With imported foreign food remaining heavily subsidized in Jamaica and throughout the Caribbean today, Rasta farmers keep organic, locally grown food alive. Using permaculture principles and rain-fed agriculture, remote Rastafarian communities cultivate food for families and earn extra income from hosting the occasional eco-tourist.
The Rastafarian movement is remarkable for its anticipation of modern concerns around food justice. Independent Rasta communities often boycott commercial grocery stores and actively combat food insecurity faced by their poorest residents. “A Rasta food stand might sell a meal to locals for $7, but charge twice the price to tourists,” says Akeia de Barros Gomes, Ph.D., a cultural anthropologist-turned-curator at Mystic Seaport, who worked with Rasta communities in the Virgin Islands. “The poorest locals ate for free because their meals were subsidized by foreign capital from tourists.”
Lest we confuse Rastas with idyllic hippielike figures forsaking the modern world, the Rastafari movement has clear political aims. While the movement’s early leaders advocated for repatriation to Ethiopia, its contemporary focus is liberation for Afro-Caribbeans and all Black people: a means to resist the poor-quality food imported from Western nations and to reconnect the formerly enslaved with a lineage of eating in sync with the Earth.
Decolonizing veganism—overturning its whitewashed history—is a critical act of resistance. Progress happens when more scholars, influencers, and food critics of color reclaim their plant-based food histories—unlocking more inclusive possibilities for all diners.
PAIGE CURTIS is a third culture kid, writing at the intersection of environmentalism, Blackness, and pop culture. She covers climate tech, Black environmentalism, and uplifts the environmental ethics embedded in Caribbean livelihoods. Paige worked at mission-driven organizations and is currently in a communications role at the Boston Ujima Project.

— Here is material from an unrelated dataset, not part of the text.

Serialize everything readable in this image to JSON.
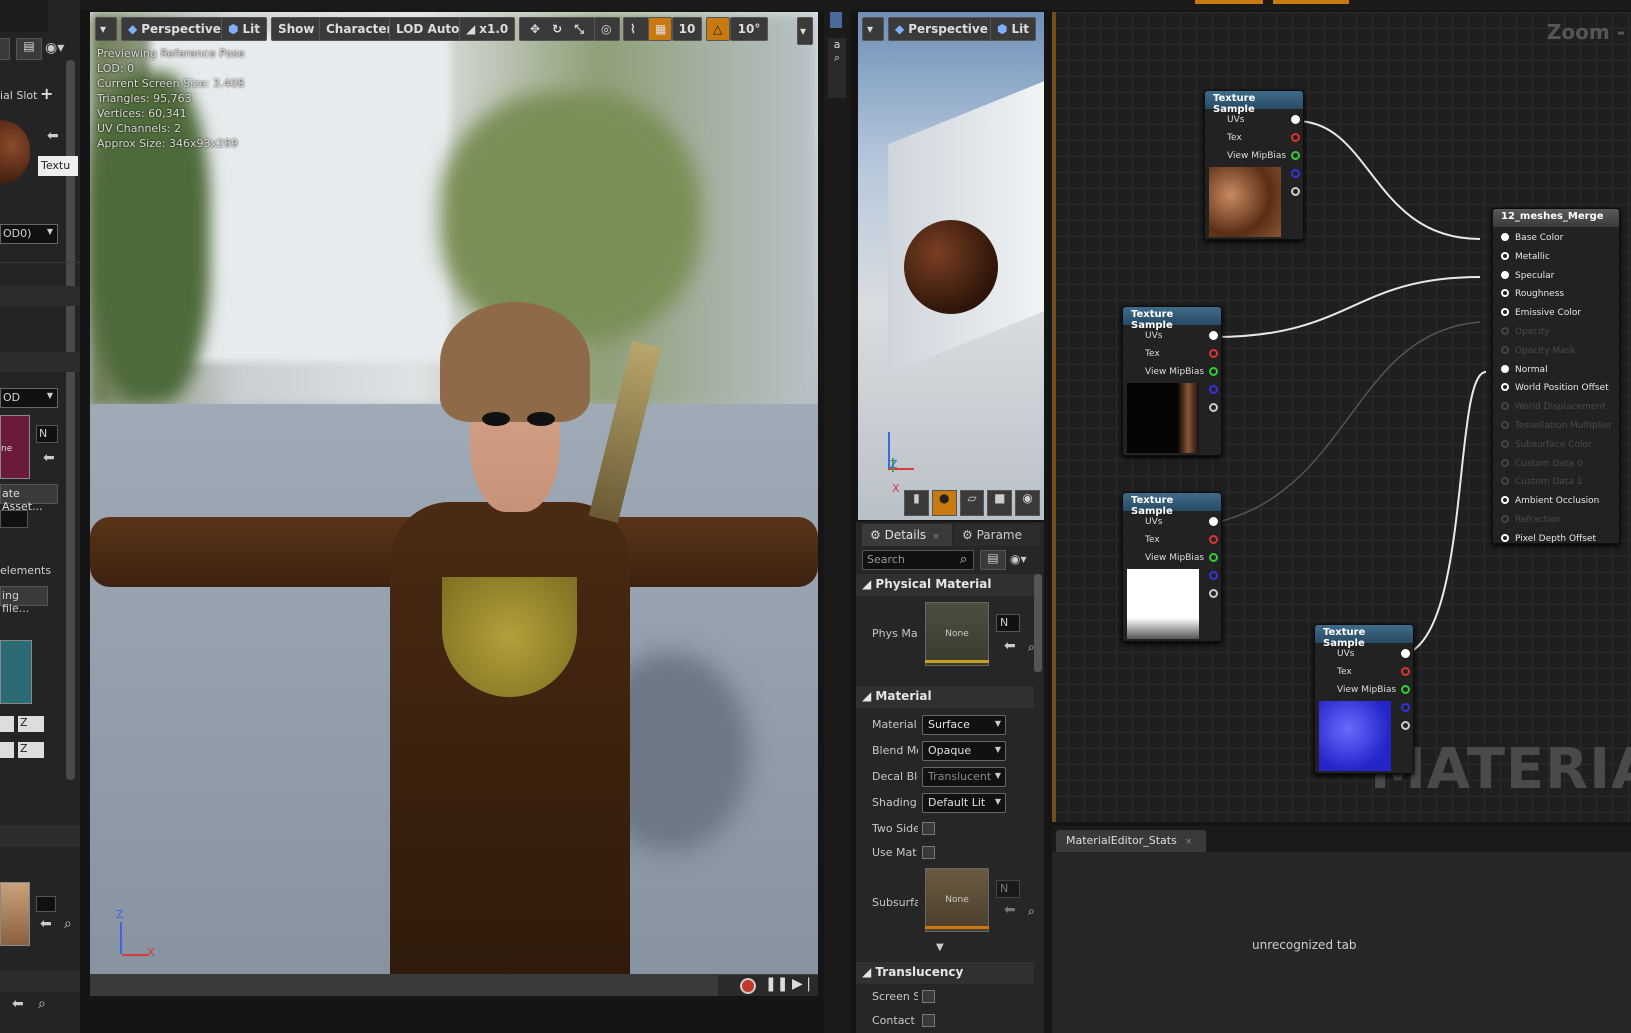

First published in YES! Magazine. Included in Vox Populi with permission.